:: Available records ::
++++++++++

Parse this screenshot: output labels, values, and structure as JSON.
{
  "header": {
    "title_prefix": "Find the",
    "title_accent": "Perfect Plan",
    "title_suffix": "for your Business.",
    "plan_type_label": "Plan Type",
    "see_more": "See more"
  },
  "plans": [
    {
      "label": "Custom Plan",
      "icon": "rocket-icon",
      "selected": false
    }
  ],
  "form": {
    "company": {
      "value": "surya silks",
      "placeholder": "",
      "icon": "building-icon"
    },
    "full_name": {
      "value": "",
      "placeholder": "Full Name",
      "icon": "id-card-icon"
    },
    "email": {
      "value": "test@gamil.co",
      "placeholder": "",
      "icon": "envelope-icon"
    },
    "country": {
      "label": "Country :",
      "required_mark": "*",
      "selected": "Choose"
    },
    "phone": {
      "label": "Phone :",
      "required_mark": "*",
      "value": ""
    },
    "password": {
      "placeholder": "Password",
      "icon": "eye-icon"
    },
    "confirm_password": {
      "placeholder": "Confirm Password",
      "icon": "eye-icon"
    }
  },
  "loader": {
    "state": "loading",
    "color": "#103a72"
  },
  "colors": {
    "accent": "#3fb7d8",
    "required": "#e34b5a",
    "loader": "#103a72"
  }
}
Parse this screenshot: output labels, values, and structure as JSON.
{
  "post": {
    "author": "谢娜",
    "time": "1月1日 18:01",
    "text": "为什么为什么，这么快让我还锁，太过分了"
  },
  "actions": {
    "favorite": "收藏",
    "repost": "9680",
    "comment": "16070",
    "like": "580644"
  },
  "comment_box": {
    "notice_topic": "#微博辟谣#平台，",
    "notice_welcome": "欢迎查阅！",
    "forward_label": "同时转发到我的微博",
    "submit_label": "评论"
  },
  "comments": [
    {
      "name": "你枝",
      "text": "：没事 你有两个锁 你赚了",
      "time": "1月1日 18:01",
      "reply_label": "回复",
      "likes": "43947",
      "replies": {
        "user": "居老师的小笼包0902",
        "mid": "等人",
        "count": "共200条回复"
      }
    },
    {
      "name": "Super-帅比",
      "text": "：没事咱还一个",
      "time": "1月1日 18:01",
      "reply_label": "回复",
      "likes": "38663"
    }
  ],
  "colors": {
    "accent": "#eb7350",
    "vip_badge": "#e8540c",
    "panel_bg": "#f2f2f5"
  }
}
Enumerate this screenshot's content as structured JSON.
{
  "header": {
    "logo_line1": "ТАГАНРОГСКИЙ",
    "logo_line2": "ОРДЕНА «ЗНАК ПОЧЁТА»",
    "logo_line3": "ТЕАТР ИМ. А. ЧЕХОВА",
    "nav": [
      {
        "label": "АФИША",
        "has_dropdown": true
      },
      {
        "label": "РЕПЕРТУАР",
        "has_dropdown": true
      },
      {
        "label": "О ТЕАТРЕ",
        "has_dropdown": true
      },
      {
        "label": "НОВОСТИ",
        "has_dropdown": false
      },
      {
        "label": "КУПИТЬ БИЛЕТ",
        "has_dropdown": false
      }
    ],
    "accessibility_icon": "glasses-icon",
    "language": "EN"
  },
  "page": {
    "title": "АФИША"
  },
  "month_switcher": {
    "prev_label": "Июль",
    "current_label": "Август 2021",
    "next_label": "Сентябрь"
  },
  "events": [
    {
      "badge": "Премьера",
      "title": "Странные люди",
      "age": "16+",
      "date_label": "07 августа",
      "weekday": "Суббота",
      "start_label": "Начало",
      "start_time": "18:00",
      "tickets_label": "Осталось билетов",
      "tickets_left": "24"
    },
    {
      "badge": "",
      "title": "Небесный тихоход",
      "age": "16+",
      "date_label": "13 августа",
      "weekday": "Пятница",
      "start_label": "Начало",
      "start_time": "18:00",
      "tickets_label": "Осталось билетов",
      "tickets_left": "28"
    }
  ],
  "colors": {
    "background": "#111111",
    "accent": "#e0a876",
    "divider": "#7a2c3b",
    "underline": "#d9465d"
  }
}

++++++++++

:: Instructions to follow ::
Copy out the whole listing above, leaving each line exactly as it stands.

:: Response ::
Parse this screenshot: output labels, values, and structure as JSON.
{
  "header": {
    "title_prefix": "Find the",
    "title_accent": "Perfect Plan",
    "title_suffix": "for your Business.",
    "plan_type_label": "Plan Type",
    "see_more": "See more"
  },
  "plans": [
    {
      "label": "Custom Plan",
      "icon": "rocket-icon",
      "selected": false
    }
  ],
  "form": {
    "company": {
      "value": "surya silks",
      "placeholder": "",
      "icon": "building-icon"
    },
    "full_name": {
      "value": "",
      "placeholder": "Full Name",
      "icon": "id-card-icon"
    },
    "email": {
      "value": "test@gamil.co",
      "placeholder": "",
      "icon": "envelope-icon"
    },
    "country": {
      "label": "Country :",
      "required_mark": "*",
      "selected": "Choose"
    },
    "phone": {
      "label": "Phone :",
      "required_mark": "*",
      "value": ""
    },
    "password": {
      "placeholder": "Password",
      "icon": "eye-icon"
    },
    "confirm_password": {
      "placeholder": "Confirm Password",
      "icon": "eye-icon"
    }
  },
  "loader": {
    "state": "loading",
    "color": "#103a72"
  },
  "colors": {
    "accent": "#3fb7d8",
    "required": "#e34b5a",
    "loader": "#103a72"
  }
}
Parse this screenshot: output labels, values, and structure as JSON.
{
  "post": {
    "author": "谢娜",
    "time": "1月1日 18:01",
    "text": "为什么为什么，这么快让我还锁，太过分了"
  },
  "actions": {
    "favorite": "收藏",
    "repost": "9680",
    "comment": "16070",
    "like": "580644"
  },
  "comment_box": {
    "notice_topic": "#微博辟谣#平台，",
    "notice_welcome": "欢迎查阅！",
    "forward_label": "同时转发到我的微博",
    "submit_label": "评论"
  },
  "comments": [
    {
      "name": "你枝",
      "text": "：没事 你有两个锁 你赚了",
      "time": "1月1日 18:01",
      "reply_label": "回复",
      "likes": "43947",
      "replies": {
        "user": "居老师的小笼包0902",
        "mid": "等人",
        "count": "共200条回复"
      }
    },
    {
      "name": "Super-帅比",
      "text": "：没事咱还一个",
      "time": "1月1日 18:01",
      "reply_label": "回复",
      "likes": "38663"
    }
  ],
  "colors": {
    "accent": "#eb7350",
    "vip_badge": "#e8540c",
    "panel_bg": "#f2f2f5"
  }
}
Enumerate this screenshot's content as structured JSON.
{
  "header": {
    "logo_line1": "ТАГАНРОГСКИЙ",
    "logo_line2": "ОРДЕНА «ЗНАК ПОЧЁТА»",
    "logo_line3": "ТЕАТР ИМ. А. ЧЕХОВА",
    "nav": [
      {
        "label": "АФИША",
        "has_dropdown": true
      },
      {
        "label": "РЕПЕРТУАР",
        "has_dropdown": true
      },
      {
        "label": "О ТЕАТРЕ",
        "has_dropdown": true
      },
      {
        "label": "НОВОСТИ",
        "has_dropdown": false
      },
      {
        "label": "КУПИТЬ БИЛЕТ",
        "has_dropdown": false
      }
    ],
    "accessibility_icon": "glasses-icon",
    "language": "EN"
  },
  "page": {
    "title": "АФИША"
  },
  "month_switcher": {
    "prev_label": "Июль",
    "current_label": "Август 2021",
    "next_label": "Сентябрь"
  },
  "events": [
    {
      "badge": "Премьера",
      "title": "Странные люди",
      "age": "16+",
      "date_label": "07 августа",
      "weekday": "Суббота",
      "start_label": "Начало",
      "start_time": "18:00",
      "tickets_label": "Осталось билетов",
      "tickets_left": "24"
    },
    {
      "badge": "",
      "title": "Небесный тихоход",
      "age": "16+",
      "date_label": "13 августа",
      "weekday": "Пятница",
      "start_label": "Начало",
      "start_time": "18:00",
      "tickets_label": "Осталось билетов",
      "tickets_left": "28"
    }
  ],
  "colors": {
    "background": "#111111",
    "accent": "#e0a876",
    "divider": "#7a2c3b",
    "underline": "#d9465d"
  }
}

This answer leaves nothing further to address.